Arlene: I want to say getting old. I never did, but I think it’s harder and harder for women to be treated as equals to men when they are ageing. I meet so many women who don’t want to retire, who feel that although their outer body is ageing, they feel young and vibrant, and face dreadful disappointment when they have to say goodbye to something. There needs to be a real choice in retirement. For those who are inspired to keep on working, they should be allowed to go on fulfilling themselves.
As a woman in the spotlight, what has been your biggest challenge?
Denise: I was lucky enough to grow up in a house where being a woman was never thought of as being any less. My gender has never held me back in my career and I’ve always been taken seriously. In this industry, gender and class don’t play a part. One thing I will say is that my depression started as post-natal depression started, and obviously men struggle with all sorts of mental health issues too, but that’s something only women go through after having a baby, and that has been my biggest life struggle.
Adele: To be totally honest, I’ve been really lucky. There’s six sisters in my family and my mum and dad, right from when we were little, always taught us to go and get what we want and to go for our dreams. I’ve always been inspired to do that. The thing that affected me most was losing an important woman in my life, and that was my auntie, who passed away suddenly and my world just changed. Getting over grief has been my biggest challenge as it has affected my confidence too. Working in media, you need confidence to be able to do your job properly, and that is my daily struggle.
Arlene: To retain my confidence after I was let go from ‘Strictly Come Dancing’. That was a hard battle. I learned not to think back, and only look forward. It is the only thing that keeps me going – find that place that you have where you were confident and sure of yourself. It’s a slow process, I tell you.
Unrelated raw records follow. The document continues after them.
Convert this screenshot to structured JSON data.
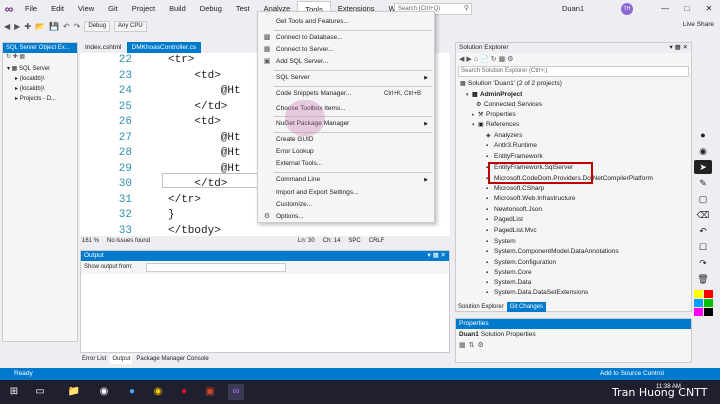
{
  "menubar": {
    "items": [
      "File",
      "Edit",
      "View",
      "Git",
      "Project",
      "Build",
      "Debug",
      "Test",
      "Analyze",
      "Tools",
      "Extensions",
      "Window",
      "Help"
    ],
    "search_placeholder": "Search (Ctrl+Q)",
    "solution_name": "Duan1",
    "avatar_initials": "TH"
  },
  "toolbar": {
    "config": "Debug",
    "platform": "Any CPU",
    "live_share": "Live Share"
  },
  "left_panel": {
    "title": "SQL Server Object Ex...",
    "tree": [
      "SQL Server",
      "(localdb)\\",
      "(localdb)\\",
      "Projects - D..."
    ]
  },
  "tabs": [
    "Index.cshtml",
    "DMKhoasController.cs"
  ],
  "editor": {
    "lines": [
      {
        "n": "22",
        "code": "<tr>"
      },
      {
        "n": "23",
        "code": "    <td>"
      },
      {
        "n": "24",
        "code": "        @Ht"
      },
      {
        "n": "25",
        "code": "    </td>"
      },
      {
        "n": "26",
        "code": "    <td>"
      },
      {
        "n": "27",
        "code": "        @Ht"
      },
      {
        "n": "28",
        "code": "        @Ht"
      },
      {
        "n": "29",
        "code": "        @Ht"
      },
      {
        "n": "30",
        "code": "    </td>"
      },
      {
        "n": "31",
        "code": "</tr>"
      },
      {
        "n": "32",
        "code": "}"
      },
      {
        "n": "33",
        "code": "</tbody>"
      }
    ],
    "status": {
      "zoom": "161 %",
      "issues": "No issues found",
      "ln": "Ln: 30",
      "ch": "Ch: 14",
      "spc": "SPC",
      "crlf": "CRLF"
    }
  },
  "tools_menu": {
    "items": [
      {
        "label": "Get Tools and Features...",
        "shortcut": "",
        "submenu": false
      },
      {
        "label": "Connect to Database...",
        "shortcut": "",
        "submenu": false
      },
      {
        "label": "Connect to Server...",
        "shortcut": "",
        "submenu": false
      },
      {
        "label": "Add SQL Server...",
        "shortcut": "",
        "submenu": false
      },
      {
        "label": "SQL Server",
        "shortcut": "",
        "submenu": true
      },
      {
        "label": "Code Snippets Manager...",
        "shortcut": "Ctrl+K, Ctrl+B",
        "submenu": false
      },
      {
        "label": "Choose Toolbox Items...",
        "shortcut": "",
        "submenu": false
      },
      {
        "label": "NuGet Package Manager",
        "shortcut": "",
        "submenu": true
      },
      {
        "label": "Create GUID",
        "shortcut": "",
        "submenu": false
      },
      {
        "label": "Error Lookup",
        "shortcut": "",
        "submenu": false
      },
      {
        "label": "External Tools...",
        "shortcut": "",
        "submenu": false
      },
      {
        "label": "Command Line",
        "shortcut": "",
        "submenu": true
      },
      {
        "label": "Import and Export Settings...",
        "shortcut": "",
        "submenu": false
      },
      {
        "label": "Customize...",
        "shortcut": "",
        "submenu": false
      },
      {
        "label": "Options...",
        "shortcut": "",
        "submenu": false
      }
    ]
  },
  "output": {
    "title": "Output",
    "show_from": "Show output from:",
    "tabs": [
      "Error List",
      "Output",
      "Package Manager Console"
    ]
  },
  "solution_explorer": {
    "title": "Solution Explorer",
    "search_placeholder": "Search Solution Explorer (Ctrl+;)",
    "rows": [
      "Solution 'Duan1' (2 of 2 projects)",
      "AdminProject",
      "Connected Services",
      "Properties",
      "References",
      "Analyzers",
      "Antlr3.Runtime",
      "EntityFramework",
      "EntityFramework.SqlServer",
      "Microsoft.CodeDom.Providers.DotNetCompilerPlatform",
      "Microsoft.CSharp",
      "Microsoft.Web.Infrastructure",
      "Newtonsoft.Json",
      "PagedList",
      "PagedList.Mvc",
      "System",
      "System.ComponentModel.DataAnnotations",
      "System.Configuration",
      "System.Core",
      "System.Data",
      "System.Data.DataSetExtensions"
    ],
    "bottom_tabs": [
      "Solution Explorer",
      "Git Changes"
    ]
  },
  "properties": {
    "title": "Properties",
    "object_name": "Duan1",
    "object_type": "Solution Properties"
  },
  "statusbar": {
    "left": "Ready",
    "right": "Add to Source Control"
  },
  "taskbar": {
    "time": "11:38 AM",
    "watermark": "Tran Huong CNTT"
  },
  "colors": {
    "accent": "#007acc",
    "highlight_red": "#c00000",
    "vs_purple": "#68217a"
  }
}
If you could give one piece of advice to young women today, what would it be?
Denise: Never be afraid to talk about your feelings – talking and sharing may help mental health problems down the line. Open the lines of communication with your mum and dad, or if you can’t do that, then find someone out of that. I also always say it’s nice to be important, but it’s important to be nice.
Adele: I had this teacher, Mrs Mills, at my all-girls school, and she was amazing. They always taught us that as women, we could achieve anything we wanted to. And I think that is what I would say – don’t let the fact you’re a woman hold you back and stop you from achieving your dreams.
Arlene: Believe in yourself, fight for what you want, and never lose the ability to challenge anyone.